6. Tweak Network Proxies in Your Browser
If your workplace or school uses multiple proxies on their network, you might be able to unblock websites by switching between network proxies since a website might be blocked on one proxy, and be accessible on another one.
What you need to do in this case is access your browser’s connections/network options, and either choose to not use a proxy or switch between available proxies until you can access the website(s) you want.
7. Try URL Recasting
While this method isn’t the most efficient one on this list, it might work sometimes. Basically, some websites might be hosted in VPN or Dedicated Server Environments, and have an SSL certificate that’s unverified.
If that is the case (keep in mind there’s no way to tell beforehand), you can try typing “https://websitename.com” into your browser’s address bar instead of “www.websitename.com” or “http://websitename.com.” If this method works, you’ll receive a prompt with a security notice – just click on “Proceed Anyway,” and you’ll unblock the website.
8. Use the Internet Archive – Wayback Machine
Internet Archive – Wayback Machine is an online platform that stores copies of pretty much all websites on the Internet (344+ billion websites currently). You might be able to use this service to access a website that’s blocked since it stores past versions of existing websites too. And yes, Internet Archive – Wayback Machine supports content like eBooks, videos, and video games.
9. Convert HTML to a PDF
While you can’t use this method with video content, it can work if you’re just interested in reading blocked website content. Basically, you can use a service like SodaPDF to convert HTML content into a PDF format. Just type in the URL of the website, and download the PDF, and you’re good to go.
10. Use an Online Translation Service
Yes, you could theoretically use Google Translate Web or Bing Microsoft Translator to view a webpage that’s normally blocked. The idea is to copy the URL of the page you want to view, and have the translation tool translate it for you.

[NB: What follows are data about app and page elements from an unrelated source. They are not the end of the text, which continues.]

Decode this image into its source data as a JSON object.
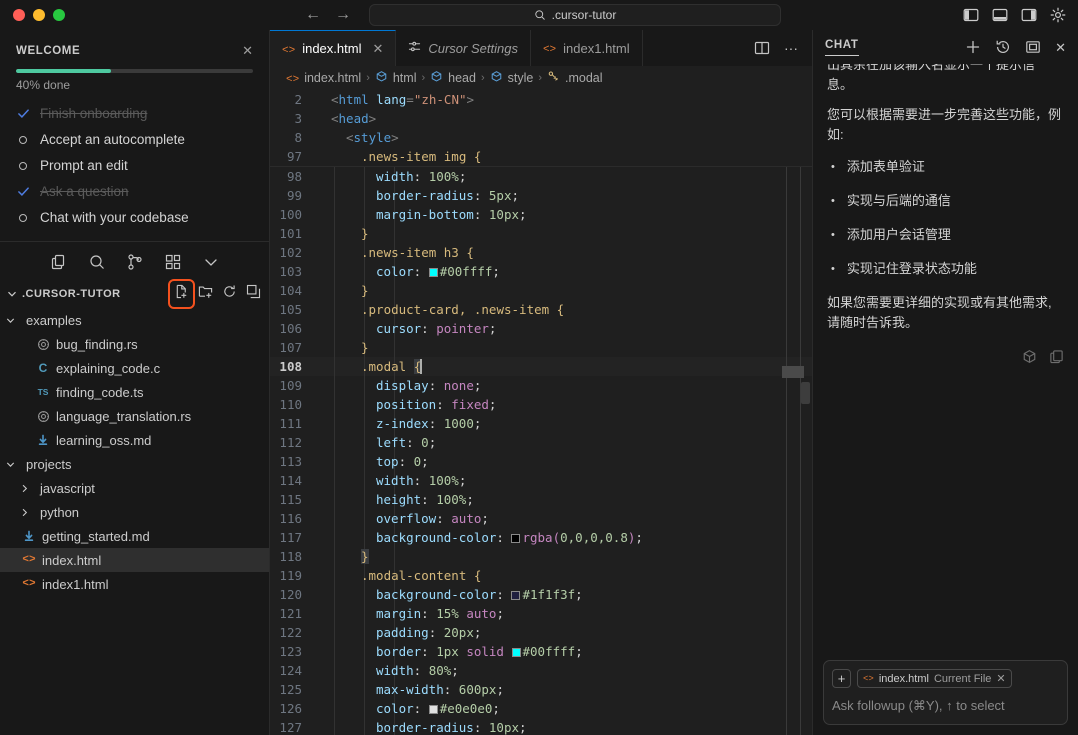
{
  "titlebar": {
    "search_value": ".cursor-tutor",
    "back_icon": "arrow-left-icon",
    "forward_icon": "arrow-right-icon",
    "search_icon": "search-icon",
    "actions": [
      {
        "name": "toggle-primary-sidebar-icon"
      },
      {
        "name": "toggle-panel-icon"
      },
      {
        "name": "toggle-secondary-sidebar-icon"
      },
      {
        "name": "gear-icon"
      }
    ]
  },
  "welcome": {
    "title": "WELCOME",
    "close_label": "✕",
    "progress_percent": 40,
    "progress_label": "40% done",
    "tasks": [
      {
        "label": "Finish onboarding",
        "done": true
      },
      {
        "label": "Accept an autocomplete",
        "done": false
      },
      {
        "label": "Prompt an edit",
        "done": false
      },
      {
        "label": "Ask a question",
        "done": true
      },
      {
        "label": "Chat with your codebase",
        "done": false
      }
    ]
  },
  "activitybar": {
    "items": [
      {
        "name": "explorer-icon",
        "active": true
      },
      {
        "name": "search-icon",
        "active": false
      },
      {
        "name": "source-control-icon",
        "active": false
      },
      {
        "name": "extensions-icon",
        "active": false
      },
      {
        "name": "chevron-down-icon",
        "active": false
      }
    ]
  },
  "explorer": {
    "title": ".CURSOR-TUTOR",
    "actions": [
      {
        "name": "new-file-icon",
        "highlighted": true
      },
      {
        "name": "new-folder-icon",
        "highlighted": false
      },
      {
        "name": "refresh-icon",
        "highlighted": false
      },
      {
        "name": "collapse-all-icon",
        "highlighted": false
      }
    ],
    "tree": [
      {
        "label": "examples",
        "type": "folder",
        "expanded": true,
        "depth": 1
      },
      {
        "label": "bug_finding.rs",
        "type": "rust",
        "depth": 2
      },
      {
        "label": "explaining_code.c",
        "type": "c",
        "depth": 2
      },
      {
        "label": "finding_code.ts",
        "type": "ts",
        "depth": 2
      },
      {
        "label": "language_translation.rs",
        "type": "rust",
        "depth": 2
      },
      {
        "label": "learning_oss.md",
        "type": "md",
        "depth": 2
      },
      {
        "label": "projects",
        "type": "folder",
        "expanded": true,
        "depth": 1
      },
      {
        "label": "javascript",
        "type": "folder",
        "expanded": false,
        "depth": 2
      },
      {
        "label": "python",
        "type": "folder",
        "expanded": false,
        "depth": 2
      },
      {
        "label": "getting_started.md",
        "type": "md",
        "depth": 1
      },
      {
        "label": "index.html",
        "type": "html",
        "depth": 1,
        "selected": true
      },
      {
        "label": "index1.html",
        "type": "html",
        "depth": 1
      }
    ]
  },
  "editor": {
    "tabs": [
      {
        "label": "index.html",
        "icon": "html-icon",
        "active": true,
        "closable": true,
        "italic": false
      },
      {
        "label": "Cursor Settings",
        "icon": "settings-sliders-icon",
        "active": false,
        "closable": false,
        "italic": true
      },
      {
        "label": "index1.html",
        "icon": "html-icon",
        "active": false,
        "closable": false,
        "italic": false
      }
    ],
    "tab_actions": [
      {
        "name": "split-editor-icon"
      },
      {
        "name": "more-actions-icon",
        "label": "···"
      }
    ],
    "breadcrumb": [
      {
        "label": "index.html",
        "icon": "html-icon"
      },
      {
        "label": "html",
        "icon": "symbol-element-icon"
      },
      {
        "label": "head",
        "icon": "symbol-element-icon"
      },
      {
        "label": "style",
        "icon": "symbol-element-icon"
      },
      {
        "label": ".modal",
        "icon": "symbol-ruler-icon"
      }
    ],
    "separator": "›",
    "active_line": 108,
    "lines": [
      {
        "n": 2,
        "sticky": true,
        "indent": 1,
        "tokens": [
          {
            "t": "<",
            "c": "punc"
          },
          {
            "t": "html",
            "c": "tag"
          },
          {
            "t": " ",
            "c": "white"
          },
          {
            "t": "lang",
            "c": "attr"
          },
          {
            "t": "=",
            "c": "punc"
          },
          {
            "t": "\"zh-CN\"",
            "c": "str"
          },
          {
            "t": ">",
            "c": "punc"
          }
        ]
      },
      {
        "n": 3,
        "sticky": true,
        "indent": 1,
        "tokens": [
          {
            "t": "<",
            "c": "punc"
          },
          {
            "t": "head",
            "c": "tag"
          },
          {
            "t": ">",
            "c": "punc"
          }
        ]
      },
      {
        "n": 8,
        "sticky": true,
        "indent": 2,
        "tokens": [
          {
            "t": "<",
            "c": "punc"
          },
          {
            "t": "style",
            "c": "tag"
          },
          {
            "t": ">",
            "c": "punc"
          }
        ]
      },
      {
        "n": 97,
        "sticky": true,
        "indent": 3,
        "tokens": [
          {
            "t": ".news-item img ",
            "c": "sel"
          },
          {
            "t": "{",
            "c": "brace"
          }
        ]
      },
      {
        "n": 98,
        "clipped": true,
        "indent": 4,
        "tokens": [
          {
            "t": "width",
            "c": "prop"
          },
          {
            "t": ": ",
            "c": "white"
          },
          {
            "t": "100%",
            "c": "num"
          },
          {
            "t": ";",
            "c": "white"
          }
        ]
      },
      {
        "n": 99,
        "indent": 4,
        "tokens": [
          {
            "t": "border-radius",
            "c": "prop"
          },
          {
            "t": ": ",
            "c": "white"
          },
          {
            "t": "5px",
            "c": "num"
          },
          {
            "t": ";",
            "c": "white"
          }
        ]
      },
      {
        "n": 100,
        "indent": 4,
        "tokens": [
          {
            "t": "margin-bottom",
            "c": "prop"
          },
          {
            "t": ": ",
            "c": "white"
          },
          {
            "t": "10px",
            "c": "num"
          },
          {
            "t": ";",
            "c": "white"
          }
        ]
      },
      {
        "n": 101,
        "indent": 3,
        "tokens": [
          {
            "t": "}",
            "c": "brace"
          }
        ]
      },
      {
        "n": 102,
        "indent": 3,
        "tokens": [
          {
            "t": ".news-item h3 ",
            "c": "sel"
          },
          {
            "t": "{",
            "c": "brace"
          }
        ]
      },
      {
        "n": 103,
        "indent": 4,
        "tokens": [
          {
            "t": "color",
            "c": "prop"
          },
          {
            "t": ": ",
            "c": "white"
          },
          {
            "t": "",
            "c": "swatch",
            "color": "#00ffff"
          },
          {
            "t": "#00ffff",
            "c": "num"
          },
          {
            "t": ";",
            "c": "white"
          }
        ]
      },
      {
        "n": 104,
        "indent": 3,
        "tokens": [
          {
            "t": "}",
            "c": "brace"
          }
        ]
      },
      {
        "n": 105,
        "indent": 3,
        "tokens": [
          {
            "t": ".product-card, .news-item ",
            "c": "sel"
          },
          {
            "t": "{",
            "c": "brace"
          }
        ]
      },
      {
        "n": 106,
        "indent": 4,
        "tokens": [
          {
            "t": "cursor",
            "c": "prop"
          },
          {
            "t": ": ",
            "c": "white"
          },
          {
            "t": "pointer",
            "c": "kw"
          },
          {
            "t": ";",
            "c": "white"
          }
        ]
      },
      {
        "n": 107,
        "indent": 3,
        "tokens": [
          {
            "t": "}",
            "c": "brace"
          }
        ]
      },
      {
        "n": 108,
        "indent": 3,
        "active": true,
        "tokens": [
          {
            "t": ".modal ",
            "c": "sel"
          },
          {
            "t": "{",
            "c": "brace-sel"
          },
          {
            "t": "",
            "c": "caret"
          }
        ]
      },
      {
        "n": 109,
        "indent": 4,
        "tokens": [
          {
            "t": "display",
            "c": "prop"
          },
          {
            "t": ": ",
            "c": "white"
          },
          {
            "t": "none",
            "c": "kw"
          },
          {
            "t": ";",
            "c": "white"
          }
        ]
      },
      {
        "n": 110,
        "indent": 4,
        "tokens": [
          {
            "t": "position",
            "c": "prop"
          },
          {
            "t": ": ",
            "c": "white"
          },
          {
            "t": "fixed",
            "c": "kw"
          },
          {
            "t": ";",
            "c": "white"
          }
        ]
      },
      {
        "n": 111,
        "indent": 4,
        "tokens": [
          {
            "t": "z-index",
            "c": "prop"
          },
          {
            "t": ": ",
            "c": "white"
          },
          {
            "t": "1000",
            "c": "num"
          },
          {
            "t": ";",
            "c": "white"
          }
        ]
      },
      {
        "n": 112,
        "indent": 4,
        "tokens": [
          {
            "t": "left",
            "c": "prop"
          },
          {
            "t": ": ",
            "c": "white"
          },
          {
            "t": "0",
            "c": "num"
          },
          {
            "t": ";",
            "c": "white"
          }
        ]
      },
      {
        "n": 113,
        "indent": 4,
        "tokens": [
          {
            "t": "top",
            "c": "prop"
          },
          {
            "t": ": ",
            "c": "white"
          },
          {
            "t": "0",
            "c": "num"
          },
          {
            "t": ";",
            "c": "white"
          }
        ]
      },
      {
        "n": 114,
        "indent": 4,
        "tokens": [
          {
            "t": "width",
            "c": "prop"
          },
          {
            "t": ": ",
            "c": "white"
          },
          {
            "t": "100%",
            "c": "num"
          },
          {
            "t": ";",
            "c": "white"
          }
        ]
      },
      {
        "n": 115,
        "indent": 4,
        "tokens": [
          {
            "t": "height",
            "c": "prop"
          },
          {
            "t": ": ",
            "c": "white"
          },
          {
            "t": "100%",
            "c": "num"
          },
          {
            "t": ";",
            "c": "white"
          }
        ]
      },
      {
        "n": 116,
        "indent": 4,
        "tokens": [
          {
            "t": "overflow",
            "c": "prop"
          },
          {
            "t": ": ",
            "c": "white"
          },
          {
            "t": "auto",
            "c": "kw"
          },
          {
            "t": ";",
            "c": "white"
          }
        ]
      },
      {
        "n": 117,
        "indent": 4,
        "tokens": [
          {
            "t": "background-color",
            "c": "prop"
          },
          {
            "t": ": ",
            "c": "white"
          },
          {
            "t": "",
            "c": "swatch",
            "color": "#000000"
          },
          {
            "t": "rgba(",
            "c": "kw"
          },
          {
            "t": "0,0,0,0.8",
            "c": "num"
          },
          {
            "t": ")",
            "c": "kw"
          },
          {
            "t": ";",
            "c": "white"
          }
        ]
      },
      {
        "n": 118,
        "indent": 3,
        "tokens": [
          {
            "t": "}",
            "c": "brace-sel"
          }
        ]
      },
      {
        "n": 119,
        "indent": 3,
        "tokens": [
          {
            "t": ".modal-content ",
            "c": "sel"
          },
          {
            "t": "{",
            "c": "brace"
          }
        ]
      },
      {
        "n": 120,
        "indent": 4,
        "tokens": [
          {
            "t": "background-color",
            "c": "prop"
          },
          {
            "t": ": ",
            "c": "white"
          },
          {
            "t": "",
            "c": "swatch",
            "color": "#1f1f3f"
          },
          {
            "t": "#1f1f3f",
            "c": "num"
          },
          {
            "t": ";",
            "c": "white"
          }
        ]
      },
      {
        "n": 121,
        "indent": 4,
        "tokens": [
          {
            "t": "margin",
            "c": "prop"
          },
          {
            "t": ": ",
            "c": "white"
          },
          {
            "t": "15%",
            "c": "num"
          },
          {
            "t": " ",
            "c": "white"
          },
          {
            "t": "auto",
            "c": "kw"
          },
          {
            "t": ";",
            "c": "white"
          }
        ]
      },
      {
        "n": 122,
        "indent": 4,
        "tokens": [
          {
            "t": "padding",
            "c": "prop"
          },
          {
            "t": ": ",
            "c": "white"
          },
          {
            "t": "20px",
            "c": "num"
          },
          {
            "t": ";",
            "c": "white"
          }
        ]
      },
      {
        "n": 123,
        "indent": 4,
        "tokens": [
          {
            "t": "border",
            "c": "prop"
          },
          {
            "t": ": ",
            "c": "white"
          },
          {
            "t": "1px",
            "c": "num"
          },
          {
            "t": " ",
            "c": "white"
          },
          {
            "t": "solid",
            "c": "kw"
          },
          {
            "t": " ",
            "c": "white"
          },
          {
            "t": "",
            "c": "swatch",
            "color": "#00ffff"
          },
          {
            "t": "#00ffff",
            "c": "num"
          },
          {
            "t": ";",
            "c": "white"
          }
        ]
      },
      {
        "n": 124,
        "indent": 4,
        "tokens": [
          {
            "t": "width",
            "c": "prop"
          },
          {
            "t": ": ",
            "c": "white"
          },
          {
            "t": "80%",
            "c": "num"
          },
          {
            "t": ";",
            "c": "white"
          }
        ]
      },
      {
        "n": 125,
        "indent": 4,
        "tokens": [
          {
            "t": "max-width",
            "c": "prop"
          },
          {
            "t": ": ",
            "c": "white"
          },
          {
            "t": "600px",
            "c": "num"
          },
          {
            "t": ";",
            "c": "white"
          }
        ]
      },
      {
        "n": 126,
        "indent": 4,
        "tokens": [
          {
            "t": "color",
            "c": "prop"
          },
          {
            "t": ": ",
            "c": "white"
          },
          {
            "t": "",
            "c": "swatch",
            "color": "#e0e0e0"
          },
          {
            "t": "#e0e0e0",
            "c": "num"
          },
          {
            "t": ";",
            "c": "white"
          }
        ]
      },
      {
        "n": 127,
        "indent": 4,
        "tokens": [
          {
            "t": "border-radius",
            "c": "prop"
          },
          {
            "t": ": ",
            "c": "white"
          },
          {
            "t": "10px",
            "c": "num"
          },
          {
            "t": ";",
            "c": "white"
          }
        ]
      }
    ]
  },
  "chat": {
    "title": "CHAT",
    "actions": [
      {
        "name": "new-chat-icon",
        "label": "+"
      },
      {
        "name": "history-icon"
      },
      {
        "name": "maximize-icon"
      },
      {
        "name": "close-icon",
        "label": "✕"
      }
    ],
    "clipped_text": "出其余在加该输入名显示一个提示信",
    "clipped_text_2": "息。",
    "paragraph_1": "您可以根据需要进一步完善这些功能，例如:",
    "bullets": [
      "添加表单验证",
      "实现与后端的通信",
      "添加用户会话管理",
      "实现记住登录状态功能"
    ],
    "paragraph_2": "如果您需要更详细的实现或有其他需求,请随时告诉我。",
    "message_actions": [
      {
        "name": "model-cube-icon"
      },
      {
        "name": "copy-icon"
      }
    ],
    "input": {
      "add_context_label": "+",
      "chip_file": "index.html",
      "chip_context": "Current File",
      "chip_close": "✕",
      "placeholder": "Ask followup (⌘Y), ↑ to select"
    }
  }
}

Normally, the page will be displayed for after a few seconds.
Still, there are some things you need to keep in mind:
- It’s no longer possible to have translation tools translate an English page into English. If you try doing that, you’ll just get a message letting you know the page is already in English.
- To have a blocked English webpage translated and viewable, you’ll either have to get it translated into a different language you know, or type the URL of the webpage in a different language (www.websitename.com/es, for example) to get it translated into English.
So, What’s the Best Way to Unblock Websites?
Overall, your best bet is to stick with a VPN or a Smart DNS (or, why not, both). A Smart DNS is better suited if you only care about getting the best speeds while you get to access unblocked websites, and a VPN is a better option if you don’t mind a potential drop in connection speeds as long as your online traffic and data are protected.
While proxies and Tor can help you unblock websites, they’re not always reliable methods – given that Tor relays can be blocked by ISPs and governments, and that both Tor and proxy users have to generally put up with slower speeds.
As for the other more “unconventional” methods we discussed, well, you can try some of them to see if they help you unblock online content, but they’re not very convenient, and you can’t always rely on them to help you bypass geo-restrictions, network restrictions, and government-enforced restrictions at the same time.
How to Unblock Websites – The Bottom Line
There are various reasons you might not have access to certain websites – geo-blocks, network restrictions, or government-enforced firewalls. As unfair as all those practices are, there are ways to bypass them and access the online content you want (from using a VPN or a Smart DNS to typing in the IP address of the website you want to access in your browser’s address bar and converting HTML to PDF).
Overall, the best way to unblock websites in any situation is to use both a VPN and a Smart DNS. While proxies and Tor are options as well, they are less reliable because you’re likely to get slower speeds with them due to overcrowding + Tor relays can be blocked by ISPs and governments.